Residents of two Kansas University scholarship halls who are suing over the use of their trust fund have scored a victory in court.
Douglas County District Court Judge Jack Murphy on Friday ruled that KU and Bank of America, which administers the trust left by Elizabeth Miller Watkins, have been mishandling money in the trust fund.
David Brown, the Lawrence attorney who is representing 26 current and former residents of Miller and Watkins women's scholarship halls, called the ruling "a phenomenal victory for the students."
"That is really the foundation of the entire case," Brown said. "If he ruled what the university and Bank of America were doing was OK, the rest of my lawsuit would have crumbled. What he said was, 'Students, you're right, the fund was mismanaged.'"
The residents filed suit in March 2001, saying interest on Watkins' trust should have been spent on maintenance at the halls or returned to the principal. Instead, they said it was being transferred to an account at the KU Endowment Association and held over from year to year.
That account, Brown said, had about $1 million in it when the suit was filed. He said the trust earned about $75,000 in interest annually.
Bank and university officials said they were accumulating income from multiple years to fund major renovations. But Murphy's ruling said transferring all the money to the Endowment Association violated Watkins' wishes.
"Once the funds are paid over to the university and then delivered to KUEA, the trustee bank has no control over their expenditure, nor the ability to control their use for the maintenance, upkeep and operation on the halls," Murphy wrote.
His ruling means the university will have to provide the bank with documentation of costs and needed repairs each year, and then the bank will decide whether to approve funding and issue a check, Brown said.
Lynn Bretz, KU's director of university relations, declined to comment on the ruling Saturday.

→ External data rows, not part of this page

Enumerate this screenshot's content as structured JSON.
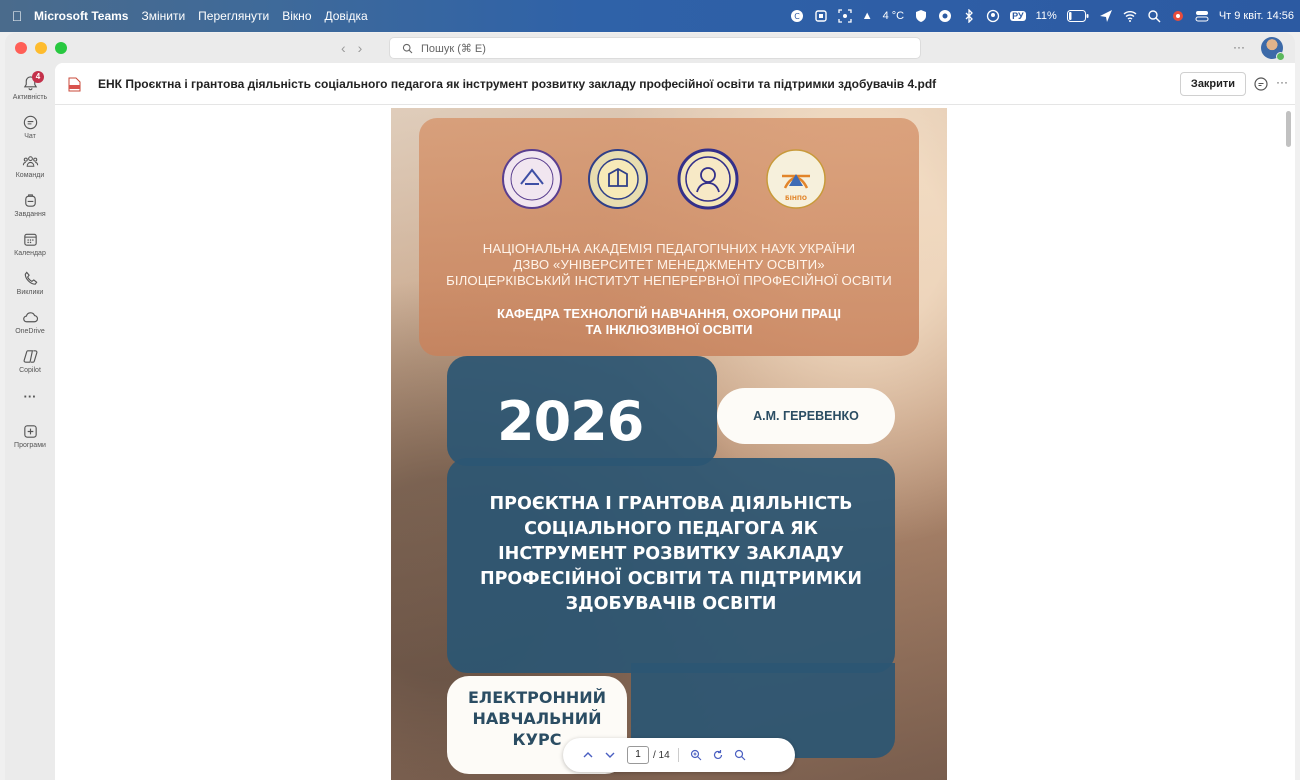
{
  "menubar": {
    "app_name": "Microsoft Teams",
    "menus": [
      "Змінити",
      "Переглянути",
      "Вікно",
      "Довідка"
    ],
    "weather": "4 °C",
    "battery": "11%",
    "keyboard_layout": "РУ",
    "datetime": "Чт 9 квіт.  14:56"
  },
  "titlebar": {
    "search_placeholder": "Пошук (⌘ E)",
    "more": "···"
  },
  "rail": {
    "items": [
      {
        "label": "Активність",
        "badge": "4"
      },
      {
        "label": "Чат"
      },
      {
        "label": "Команди"
      },
      {
        "label": "Завдання"
      },
      {
        "label": "Календар"
      },
      {
        "label": "Виклики"
      },
      {
        "label": "OneDrive"
      },
      {
        "label": "Copilot"
      },
      {
        "label": "···"
      },
      {
        "label": "Програми"
      }
    ]
  },
  "file": {
    "name": "ЕНК Проєктна і грантова діяльність соціального педагога як інструмент розвитку закладу професійної освіти та підтримки здобувачів 4.pdf",
    "close_label": "Закрити",
    "more": "···"
  },
  "cover": {
    "institutions": [
      "НАЦІОНАЛЬНА АКАДЕМІЯ ПЕДАГОГІЧНИХ НАУК УКРАЇНИ",
      "ДЗВО «УНІВЕРСИТЕТ МЕНЕДЖМЕНТУ ОСВІТИ»",
      "БІЛОЦЕРКІВСЬКИЙ ІНСТИТУТ НЕПЕРЕРВНОЇ ПРОФЕСІЙНОЇ ОСВІТИ"
    ],
    "department": [
      "КАФЕДРА ТЕХНОЛОГІЙ НАВЧАННЯ, ОХОРОНИ ПРАЦІ",
      "ТА ІНКЛЮЗИВНОЇ ОСВІТИ"
    ],
    "year": "2026",
    "author": "А.М. ГЕРЕВЕНКО",
    "title_lines": [
      "ПРОЄКТНА І ГРАНТОВА ДІЯЛЬНІСТЬ",
      "СОЦІАЛЬНОГО ПЕДАГОГА ЯК",
      "ІНСТРУМЕНТ РОЗВИТКУ ЗАКЛАДУ",
      "ПРОФЕСІЙНОЇ ОСВІТИ ТА ПІДТРИМКИ",
      "ЗДОБУВАЧІВ ОСВІТИ"
    ],
    "course_type": [
      "ЕЛЕКТРОННИЙ",
      "НАВЧАЛЬНИЙ",
      "КУРС"
    ],
    "logo_text": "БІНПО"
  },
  "pdf_toolbar": {
    "current_page": "1",
    "total_pages": "/ 14"
  },
  "colors": {
    "teams_accent": "#4a5fc1",
    "cover_blue": "#2b5673",
    "cover_orange": "#d0926a",
    "badge_red": "#c4314b"
  }
}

"It would be inappropriate for us to comment without first reviewing the documents," she said.
Eric Zahnd, the attorney representing Bank of America, couldn't be reached for comment Saturday.

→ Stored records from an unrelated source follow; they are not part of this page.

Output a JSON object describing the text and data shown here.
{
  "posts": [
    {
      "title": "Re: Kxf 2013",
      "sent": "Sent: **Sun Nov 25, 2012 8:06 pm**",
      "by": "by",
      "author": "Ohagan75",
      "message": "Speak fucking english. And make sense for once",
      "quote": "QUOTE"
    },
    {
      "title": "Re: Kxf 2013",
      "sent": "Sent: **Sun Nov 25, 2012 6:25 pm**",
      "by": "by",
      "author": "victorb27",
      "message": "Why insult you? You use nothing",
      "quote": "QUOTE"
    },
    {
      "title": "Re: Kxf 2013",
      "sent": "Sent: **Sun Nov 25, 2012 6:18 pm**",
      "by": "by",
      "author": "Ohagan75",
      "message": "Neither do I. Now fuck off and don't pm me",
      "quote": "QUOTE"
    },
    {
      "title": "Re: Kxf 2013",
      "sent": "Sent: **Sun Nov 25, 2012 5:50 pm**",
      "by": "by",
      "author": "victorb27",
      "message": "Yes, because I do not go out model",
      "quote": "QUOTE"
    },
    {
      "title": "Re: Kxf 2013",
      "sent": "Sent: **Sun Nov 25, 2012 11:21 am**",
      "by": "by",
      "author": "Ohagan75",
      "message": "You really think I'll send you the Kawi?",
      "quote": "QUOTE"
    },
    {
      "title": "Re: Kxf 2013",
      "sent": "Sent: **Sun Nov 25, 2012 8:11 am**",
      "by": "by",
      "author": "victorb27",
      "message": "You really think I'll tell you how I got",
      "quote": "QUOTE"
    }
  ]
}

The suit asks the bank to repay "more than $75,000" to the trust fund. It alleges breach of duty, fraud and conversion the rough equivalent of theft but Brown said, "Those issues are not as important to us as simply seeing that the trust is managed properly from now on."
A trial is set for this summer, though Brown said he hoped the decision would prompt settlement talks between the two sides.

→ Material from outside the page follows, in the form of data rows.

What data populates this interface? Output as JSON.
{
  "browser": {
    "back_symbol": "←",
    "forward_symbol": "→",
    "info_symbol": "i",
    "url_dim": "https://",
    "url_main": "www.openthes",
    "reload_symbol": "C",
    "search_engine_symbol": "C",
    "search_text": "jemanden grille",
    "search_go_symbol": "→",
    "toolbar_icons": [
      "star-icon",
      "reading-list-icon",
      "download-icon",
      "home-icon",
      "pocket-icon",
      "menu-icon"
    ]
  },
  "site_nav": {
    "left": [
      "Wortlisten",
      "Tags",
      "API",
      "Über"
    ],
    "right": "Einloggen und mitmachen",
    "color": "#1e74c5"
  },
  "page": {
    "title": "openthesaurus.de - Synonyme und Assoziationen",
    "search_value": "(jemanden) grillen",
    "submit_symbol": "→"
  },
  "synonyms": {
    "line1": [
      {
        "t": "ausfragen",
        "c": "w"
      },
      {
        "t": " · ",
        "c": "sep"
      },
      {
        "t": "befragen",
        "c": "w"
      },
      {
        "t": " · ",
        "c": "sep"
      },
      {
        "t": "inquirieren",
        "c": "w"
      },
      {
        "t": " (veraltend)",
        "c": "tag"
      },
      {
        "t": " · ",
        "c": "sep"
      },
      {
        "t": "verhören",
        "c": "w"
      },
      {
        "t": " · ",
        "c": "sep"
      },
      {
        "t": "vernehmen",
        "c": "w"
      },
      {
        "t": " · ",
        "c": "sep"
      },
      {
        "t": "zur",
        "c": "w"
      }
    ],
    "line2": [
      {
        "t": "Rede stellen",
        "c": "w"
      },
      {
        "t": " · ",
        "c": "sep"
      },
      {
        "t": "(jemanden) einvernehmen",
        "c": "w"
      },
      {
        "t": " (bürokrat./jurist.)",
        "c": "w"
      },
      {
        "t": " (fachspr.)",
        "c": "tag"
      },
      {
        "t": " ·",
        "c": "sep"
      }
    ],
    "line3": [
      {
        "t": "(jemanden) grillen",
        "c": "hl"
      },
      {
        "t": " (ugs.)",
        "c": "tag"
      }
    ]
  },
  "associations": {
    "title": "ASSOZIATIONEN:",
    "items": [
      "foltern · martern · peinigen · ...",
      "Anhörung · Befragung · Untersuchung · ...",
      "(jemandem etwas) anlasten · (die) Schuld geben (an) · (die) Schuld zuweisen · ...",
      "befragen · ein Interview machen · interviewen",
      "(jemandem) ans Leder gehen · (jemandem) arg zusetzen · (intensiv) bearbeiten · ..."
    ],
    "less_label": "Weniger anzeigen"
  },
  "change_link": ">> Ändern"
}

"We have tried a number of times to settle this case, and the university and Bank of America have essentially said no dice," he said.
Olga Ramm, one of the original petitioners and now a first-year medical student at KU School of Medicine, said the ruling substantiated the women's belief that the university and the bank were blatantly disregarding the will of Elizabeth Miller Watkins.
"As long as the bank was taking to get to the trial itself, and with all the stalling tactics that it seemed to me they were using, I was kind of getting pessimistic about the whole legal process," she said. "It seemed like whoever had the most money was going to win. It's just nice to see that that's not the case."